▸ PROBLEM REQUIREMENTS
Return each line in the records below that includes "mask".
======== RECORDS PROVIDED
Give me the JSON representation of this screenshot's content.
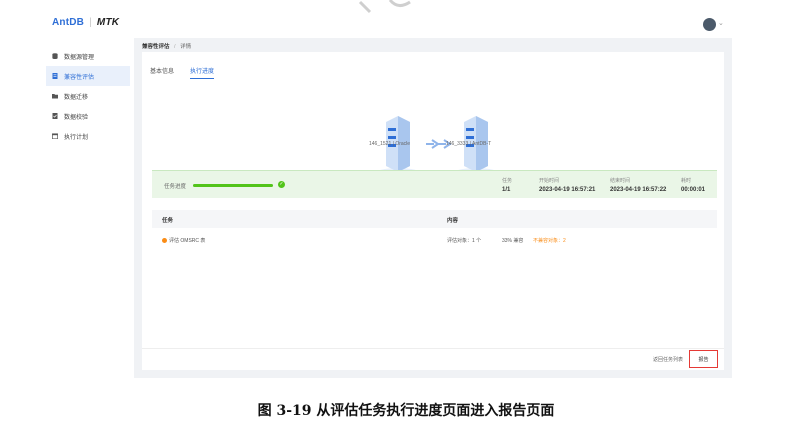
{
  "header": {
    "logo_primary": "AntDB",
    "logo_secondary": "MTK"
  },
  "sidebar": {
    "items": [
      {
        "label": "数据源管理",
        "icon": "database-icon",
        "active": false
      },
      {
        "label": "兼容性评估",
        "icon": "document-icon",
        "active": true
      },
      {
        "label": "数据迁移",
        "icon": "folder-icon",
        "active": false
      },
      {
        "label": "数据校验",
        "icon": "check-file-icon",
        "active": false
      },
      {
        "label": "执行计划",
        "icon": "calendar-icon",
        "active": false
      }
    ]
  },
  "breadcrumb": {
    "parent": "兼容性评估",
    "separator": "/",
    "current": "详情"
  },
  "tabs": [
    {
      "label": "基本信息",
      "active": false
    },
    {
      "label": "执行进度",
      "active": true
    }
  ],
  "flow": {
    "source_label": "146_1521 | Oracle",
    "target_label": "146_3333 | AntDB-T"
  },
  "progress": {
    "label": "任务进度",
    "fraction": 1.0,
    "stats": [
      {
        "label": "任务",
        "value": "1/1"
      },
      {
        "label": "开始时间",
        "value": "2023-04-19 16:57:21"
      },
      {
        "label": "结束时间",
        "value": "2023-04-19 16:57:22"
      },
      {
        "label": "耗时",
        "value": "00:00:01"
      }
    ]
  },
  "table": {
    "headers": [
      "任务",
      "内容"
    ],
    "rows": [
      {
        "task": "评估 OMSRC 表",
        "content_count": "评估对象：1 个",
        "content_pct": "33% 兼容",
        "content_incompat": "不兼容对象：2"
      }
    ]
  },
  "footer": {
    "return_label": "返回任务列表",
    "report_label": "报告"
  },
  "caption": "图 3-19  从评估任务执行进度页面进入报告页面",
  "colors": {
    "accent": "#2f6fd6",
    "success": "#52c41a",
    "warning": "#fa8c16",
    "highlight_border": "#e53935"
  }
}
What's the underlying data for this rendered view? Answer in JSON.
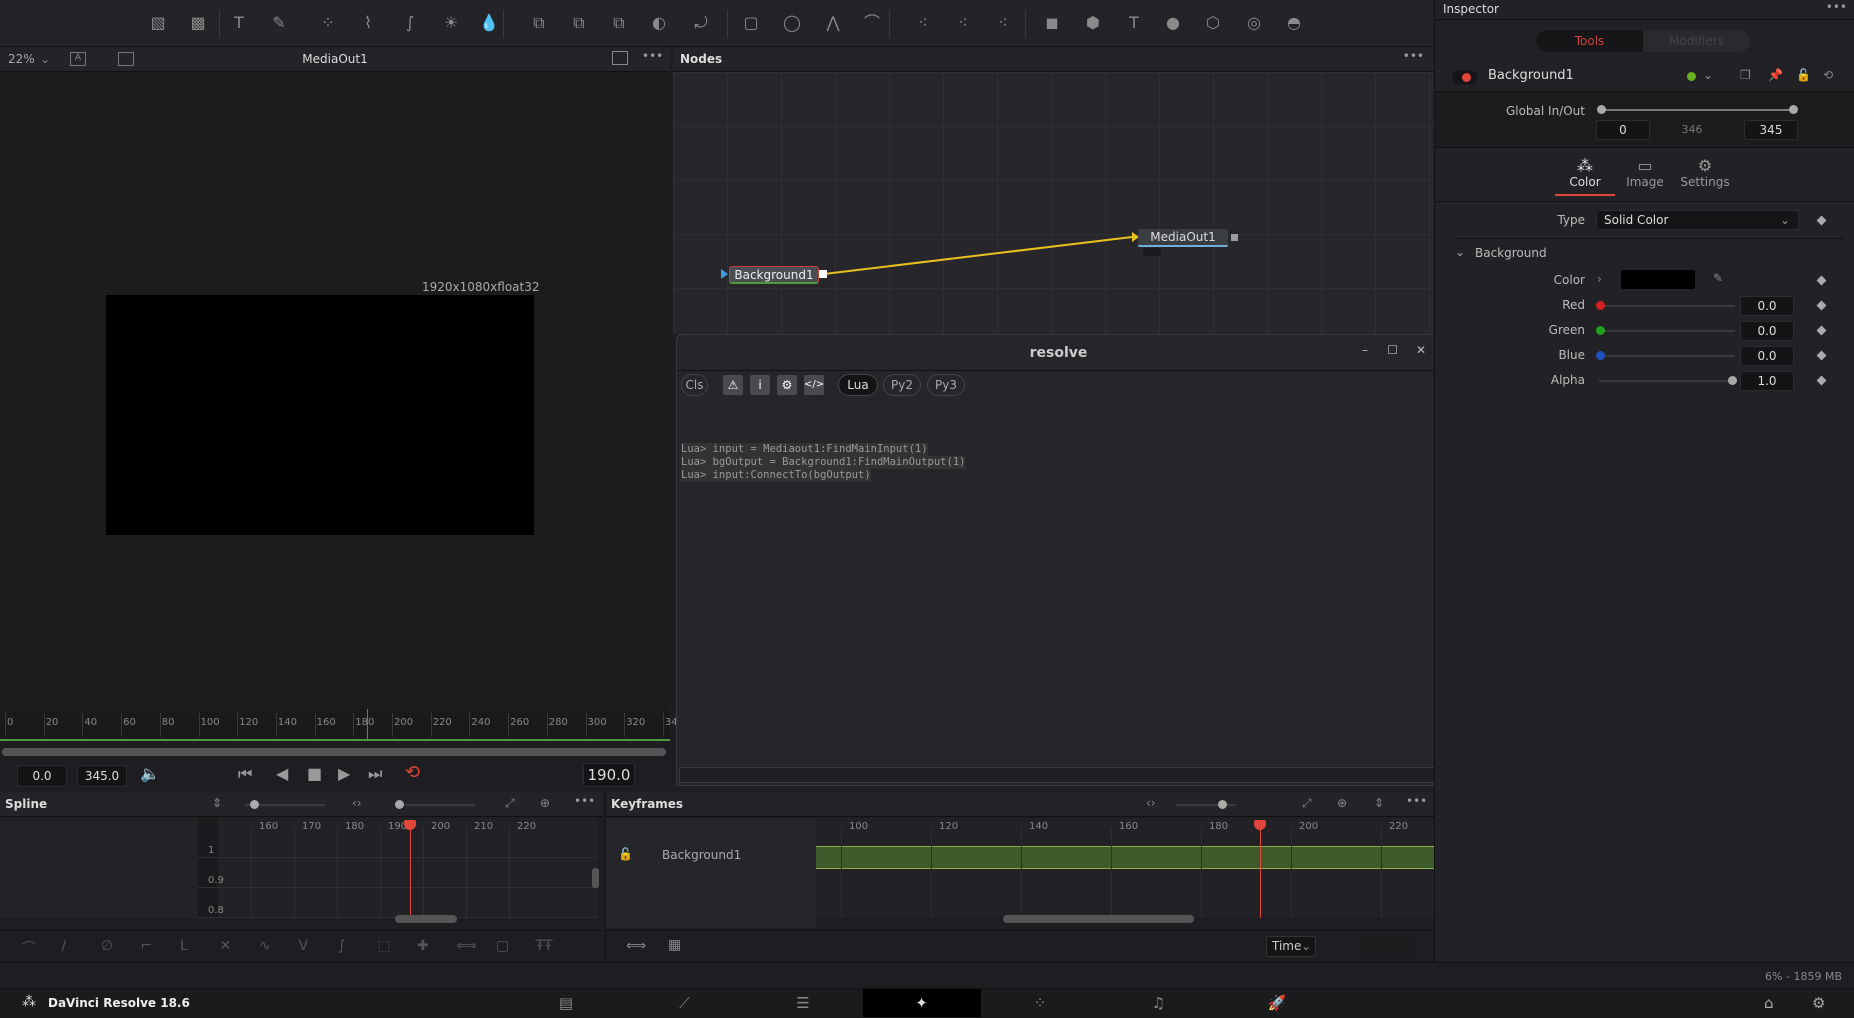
{
  "toolbar": {
    "icons": [
      "background-icon",
      "fast-noise-icon",
      "text-icon",
      "paint-icon",
      "particles-icon",
      "color-curves-icon",
      "color-corrector-icon",
      "brightness-contrast-icon",
      "blur-icon",
      "merge-icon",
      "matte-control-icon",
      "channel-booleans-icon",
      "mask-icon",
      "transform-icon",
      "rectangle-mask-icon",
      "ellipse-mask-icon",
      "polygon-mask-icon",
      "bspline-mask-icon",
      "pemitter-icon",
      "prender-icon",
      "pimage-icon",
      "shape3d-icon",
      "merge3d-icon",
      "text3d-icon",
      "renderer3d-icon",
      "camera3d-icon",
      "spotlight-icon",
      "image-plane-icon"
    ]
  },
  "viewer": {
    "zoom": "22%",
    "title": "MediaOut1",
    "resolution": "1920x1080xfloat32",
    "ruler_ticks": [
      "0",
      "20",
      "40",
      "60",
      "80",
      "100",
      "120",
      "140",
      "160",
      "180",
      "200",
      "220",
      "240",
      "260",
      "280",
      "300",
      "320",
      "34"
    ],
    "start": "0.0",
    "end": "345.0",
    "current": "190.0"
  },
  "nodes": {
    "title": "Nodes",
    "node1": "Background1",
    "node2": "MediaOut1"
  },
  "console": {
    "title": "resolve",
    "cls": "Cls",
    "langs": [
      "Lua",
      "Py2",
      "Py3"
    ],
    "active_lang": "Lua",
    "lines": [
      "Lua> input = Mediaout1:FindMainInput(1)",
      "Lua> bgOutput = Background1:FindMainOutput(1)",
      "Lua> input:ConnectTo(bgOutput)"
    ]
  },
  "inspector": {
    "title": "Inspector",
    "tabs": [
      "Tools",
      "Modifiers"
    ],
    "tool_name": "Background1",
    "global_label": "Global In/Out",
    "global_in": "0",
    "global_len": "346",
    "global_out": "345",
    "subtabs": [
      "Color",
      "Image",
      "Settings"
    ],
    "type_label": "Type",
    "type_value": "Solid Color",
    "section": "Background",
    "color_label": "Color",
    "channels": [
      {
        "label": "Red",
        "value": "0.0",
        "color": "#d42020",
        "level": 0
      },
      {
        "label": "Green",
        "value": "0.0",
        "color": "#20a020",
        "level": 0
      },
      {
        "label": "Blue",
        "value": "0.0",
        "color": "#2050c0",
        "level": 0
      },
      {
        "label": "Alpha",
        "value": "1.0",
        "color": "#aaaaaa",
        "level": 1
      }
    ]
  },
  "spline": {
    "title": "Spline",
    "x_ticks": [
      "160",
      "170",
      "180",
      "190",
      "200",
      "210",
      "220"
    ],
    "y_ticks": [
      "1",
      "0.9",
      "0.8"
    ]
  },
  "keyframes": {
    "title": "Keyframes",
    "track": "Background1",
    "x_ticks": [
      "100",
      "120",
      "140",
      "160",
      "180",
      "200",
      "220"
    ],
    "mode": "Time"
  },
  "status": {
    "memory": "6% - 1859 MB"
  },
  "app": {
    "name": "DaVinci Resolve 18.6",
    "pages": [
      "media-page-icon",
      "cut-page-icon",
      "edit-page-icon",
      "fusion-page-icon",
      "color-page-icon",
      "fairlight-page-icon",
      "deliver-page-icon"
    ],
    "active_page": 3
  },
  "colors": {
    "accent": "#e0463a",
    "link": "#e8c020",
    "keyframe_bar": "#3f5a2a"
  }
}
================
▸ ANSWER TO THE EXERCISE
      "mask-icon",
      "rectangle-mask-icon",
      "ellipse-mask-icon",
      "polygon-mask-icon",
      "bspline-mask-icon",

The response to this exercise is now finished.